The beauty industry is perennially abuzz with a boatload of trends: Fads to try, products to have, and ingredients to avoid. With the onslaught of information on everything from the most revolutionary eye cream to orgasmic blush, it’s no wonder that our makeup bags and bathroom shelves are crammed to the max.
So deep is our desire to find the ideal skincare regime and perfect product that we overwhelm ourselves with information. Knee-deep in data, we have to wonder:
Where do we stop, and where, really, do we begin?
If there’s one thing we shouldn’t ignore in the wild world of beauty news, it’s the potentially harmful side effects of synthetic ingredients.
In recent years, parabens—a chemical compound that’s been used in a number of cosmetic and personal products since the 1950s—has come under fire in the Western world. Unless you’ve been wearing blinders, surely you’ve seen products popping up that proudly tout themselves as paraben-free.
Consider it the gluten of the personal care sphere—we get that parabens aren’t necessarily good for us, but what’s the big deal with them, anyway?
Let’s break it down.
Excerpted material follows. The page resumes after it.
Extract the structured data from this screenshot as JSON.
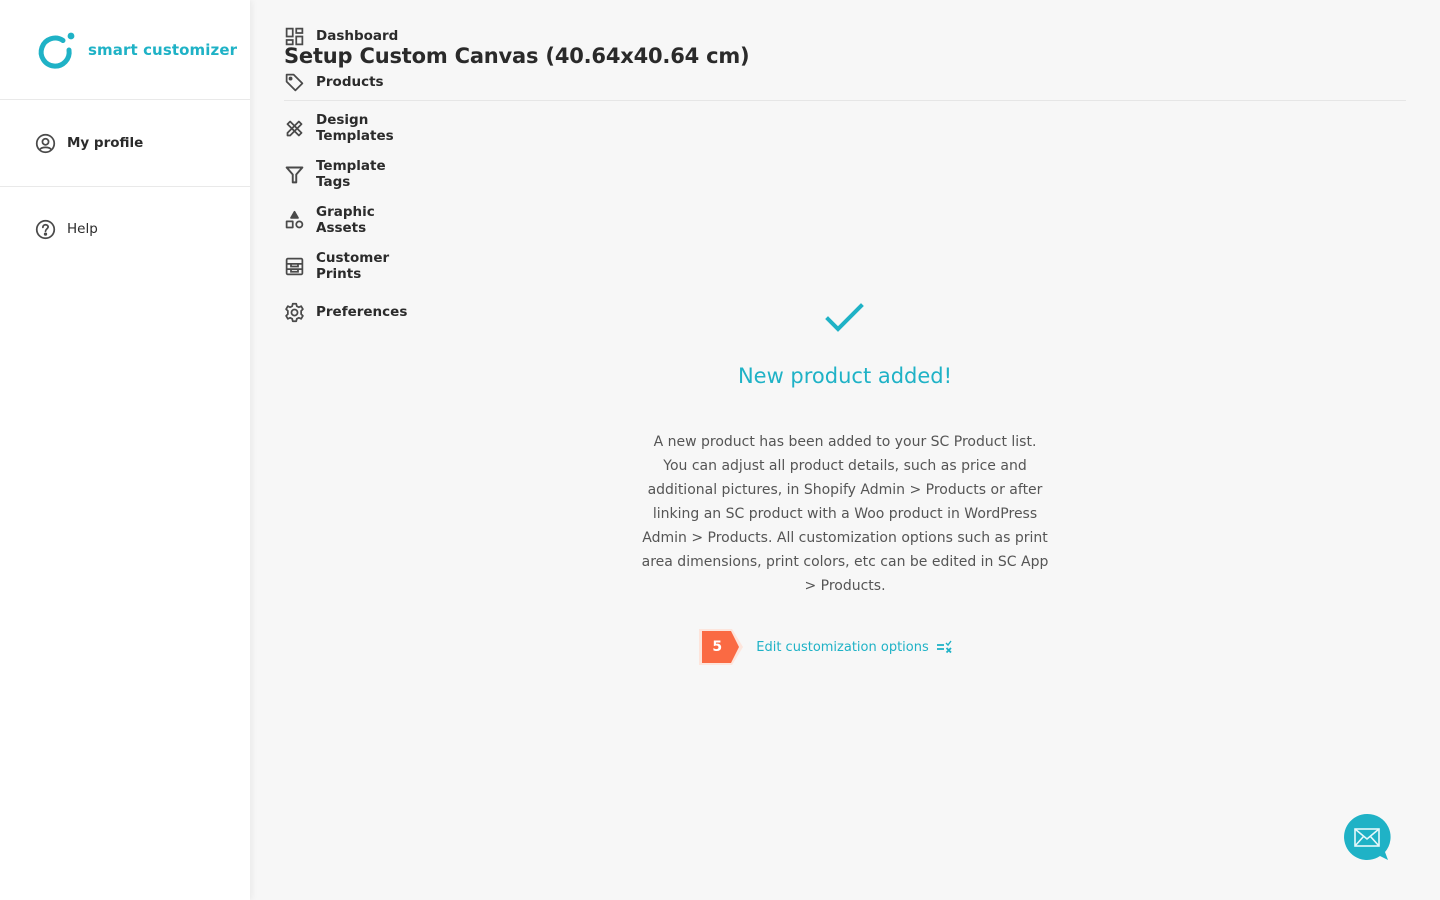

Parabens, often listed on labels as methylparaben, propylparaben, and butylparaben, are widely used as a preservative in a host of personal products. Ever wonder how a tube of toothpaste lasts for weeks without refrigeration, or why perfume doesn’t go rancid?
Acting as an antifungal and antimicrobial, parabens conserve everything from sunscreen and deodorant to mascara and shampoo. Economical and super effective at extending shelf lives, they were considered safe for nearly half a century.
Then, in the 1990s, parabens came under scrutiny when it was discovered that those additives that keep our face creams and conditioners from growing mold are xenoestrogens—that is, agents with biological activities that mimic estrogen in the body. Given that parabens penetrate our skin, they’re absorbed into our bloodstream and can bind to cellular estrogen receptors.
To put it plainly, parabens have been shown to heighten the expression of estrogen—a disruption that can lead to a range of complications, including obesity, endometriosis, low sperm count, birth defects, and infertility. Perhaps most alarming of all? The potential link between parabens and cancer.
In 2004, a hotly debated study helmed by Dr. Phillipa Darbre at the University of Reading in London found a notable concentration of parabens in human breast tumors. When the American Cancer Society deemed the study inconclusive due to the lack of a control group, Dr. Darbre preserved, and in 2013 uncovered that parabens can stimulate the growth of MCF-10A epithelial cells in the breast—a property that’s indicative of tumor growth.
Denmark, meanwhile, took matters into its own hands, announcing in 2010 a ban on consumer goods containing paraben for children under the age of 3.
In one study, Best Health reports, scientists in that country found that “propylparabens and butylparabens are just as potent as bisphenol-A, a hormone-disrupting petrochemical used to make plastics.”
And here’s a paradox: While frequently found in a number of anti-aging products, a Japanese study revealed that parabens may actually accelerate aging. Researchers at the Kyoto Prefectural University of Medicine also determined that methylparabens increase sensitivity to and damage from the sun.
Do they prevent spoilage in your products? Sure—but they may be doing the exact opposite for your skin.
The debate continues today, with personal care companies like Aveda and Burt’s Bees discontinuing the inclusion of parabens in their products just as select chemists dismiss the claims against them.
The FDA, meanwhile, has taken a stance that’s wishy-washy at best, stating they believe at the present time that “there is no reason for consumers to be concerned about the use of cosmetics containing parabens. However, the agency will continue to evaluate new data in this area.” They go on to say that if a health hazard exists, they will “advise the agency and the public, and will consider its legal options under the authority of the FD&C Act in protecting the health and welfare of consumers.”
As the FDA confirms, the bottom line is this: Cosmetic companies can use any ingredient they’d like, except for a select few that are prohibited by regulation.
It’s a terrifying thought—and also a necessary reminder to choose our personal products wisely.
Dr. Darbre was right when she went on record to say “the reason I’m keen on the personal-care products issue is that women have the option to stop using these things. I want to empower them to be able to make their own decisions.”
Here at Eavara, we couldn’t agree more. While the controversy on parabens is still out, Eavara’s commitment to natural beauty is always in. Rather than depending on a preservative that may prove to be indisputably dangerous in the future, we say, why take a risk at all? Rich in organic, botanical nutrients, our Age Defying Moisturizer is painstakingly created through state-of-the-art manufacturing to ensure that our product lasts without the addition of parabens.
We use only the highest-quality ingredients, knowing full well that what we put on our skin directly impacts our overall health and well-being. When it comes to parabens, we don’t just err on the side of caution—we promote the paradise we all have within.
Myth or fact, media hype or truth, Eavara stands by its pledge to protect and nourish your skin with only nature’s unquestionably-safe gems.